As first-year 2021-22 college students, we know what it is like to get the last two years of high school ripped away from us. Being unable to recognize our best friends because of the fabric that pulls on our ears and pinches across our noses. The constant smell of antibacterial wipes. Our hands red and dry from washing them every second. These two years have gone by so much faster than we could have imagined. Two initial weeks — celebrating the excitement of the unexpected vacation we were handed — turned into two months. Two years later, we are here: tired, confused, and ready to go back to that last normal day.
At University of Bridgeport (UB), we are united. We have grown to understand each other during these long few years. Together, freshmen, sophomores, juniors, seniors, and graduate students all have experienced a different impact from COVID-19. I wanted to interview a few individuals who attend UB about their COVID experiences, hoping that these stories may help others know they are not alone, and may act as a guide to motivate them throughout these times.
Knowing what it has been like as a first-year student here, I wanted to listen to other students’ ideas to help promote awareness about what we have all gone through during this pandemic. For two weeks, I had the opportunity to interview four UB students and hear their own experiences these past few years. Three are first-year students and one is a graduate student. As I conducted these interviews, I learned some interesting and insightful information that has helped me view COVID-19 differently, as I hope will help others in the same situation.

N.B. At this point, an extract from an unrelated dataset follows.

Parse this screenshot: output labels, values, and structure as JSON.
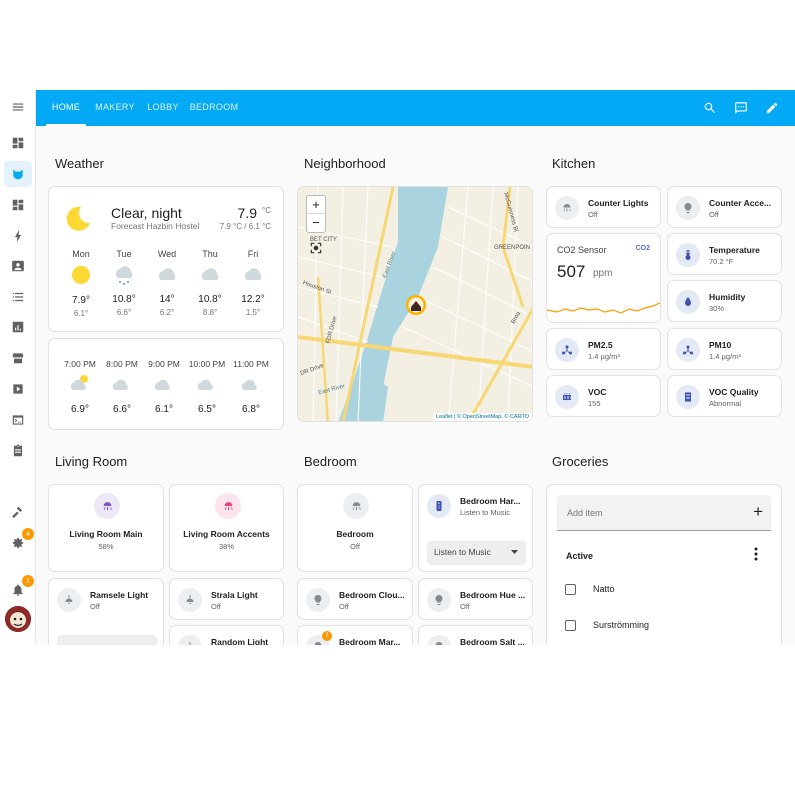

Almost all the students interviewed had the same opinions about COVID and how it is being handled throughout the University. As these students are just starting their first years, their last few years of high school were completely different than any previous group. These students were all faced with the tragic news that the best years of high school were no longer happening. They were all completely online during these years, which required all their tests and quizzes to be open book. No student at this time had to memorize anything for their classes because they always had the resources in front of them, with no consequences from the teachers.
Moving through these years, there have been great transitions, some positive and some negative. The vaccine became officially accessible to the public, allowing more freedom to be back in our lives and to return to a sense of normal. Here at UB, however, masks and social distancing are still required as of this writing, and weekly tests are required if you are unvaccinated. While students believe that this may not impact their learning, but it can be time consuming. One student stated that she has trouble breathing while having to constantly wear masks. Of course, this is our new normal as of now, but students are eager to have an end to COVID and to start embracing school again.
Interestingly, these students all stated that they love UB, but all of them believe that COVID has had a slight impact on their school choice, because one cause always has an effect. Everything happens for a reason, and all of these students are cherishing school more than they did before these heart-wrenching two years. We are now all so much stronger as a community together and as individuals. As time progresses, we will continue to learn and grow and think back to the memories of these past two years.
All students of all ages have had difficult times with COVID, but if it weren’t for these viruses, we all would not be where we are today, here at UB. If you are someone who has had a difficult time with this pandemic, know that there are other people in your shoes as well, and you too can push through it.
Kaitlyn Gorton, class of 2025, is a Nursing major at UB. She is from Trumbull, Connecticut, and hopes to become an emergency room nurse. She wrote this article as part of the coursework for English 101: Composition & Rhetoric.